Top of Source material

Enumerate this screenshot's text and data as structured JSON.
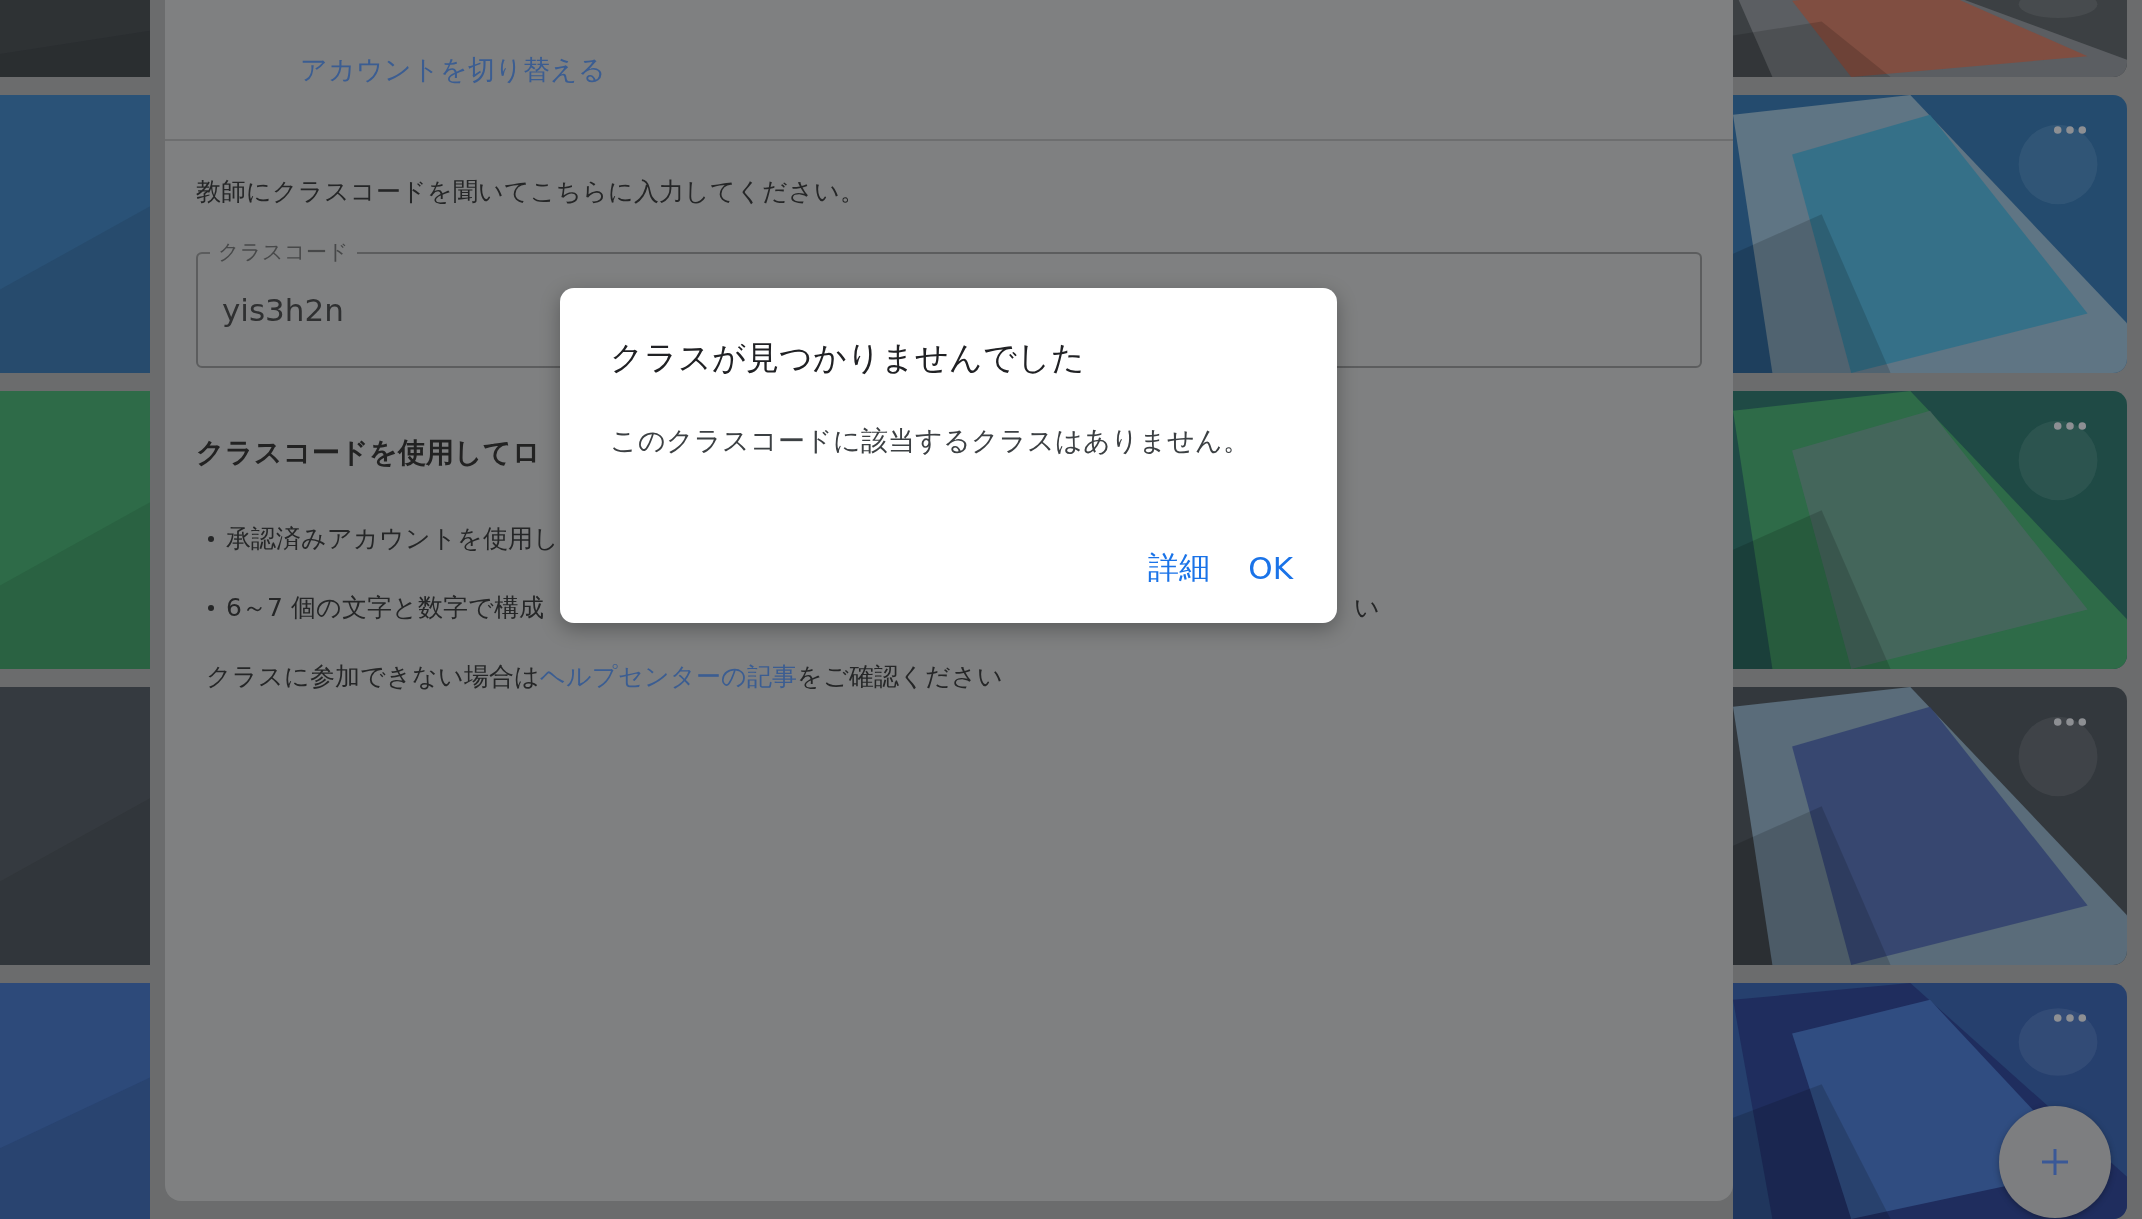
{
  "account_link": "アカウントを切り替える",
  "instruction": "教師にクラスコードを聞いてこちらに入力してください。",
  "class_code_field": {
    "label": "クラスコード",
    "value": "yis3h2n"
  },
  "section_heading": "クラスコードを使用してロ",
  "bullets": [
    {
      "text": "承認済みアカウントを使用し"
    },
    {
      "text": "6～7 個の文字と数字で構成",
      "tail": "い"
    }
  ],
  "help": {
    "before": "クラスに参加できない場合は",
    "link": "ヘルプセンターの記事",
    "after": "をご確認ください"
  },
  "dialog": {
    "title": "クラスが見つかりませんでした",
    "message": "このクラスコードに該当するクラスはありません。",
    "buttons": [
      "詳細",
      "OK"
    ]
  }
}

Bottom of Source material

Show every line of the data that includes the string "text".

Response to this exercise >>
Enumerate this screenshot's text and data as structured JSON.
      "text": "承認済みアカウントを使用し"
      "text": "6～7 個の文字と数字で構成",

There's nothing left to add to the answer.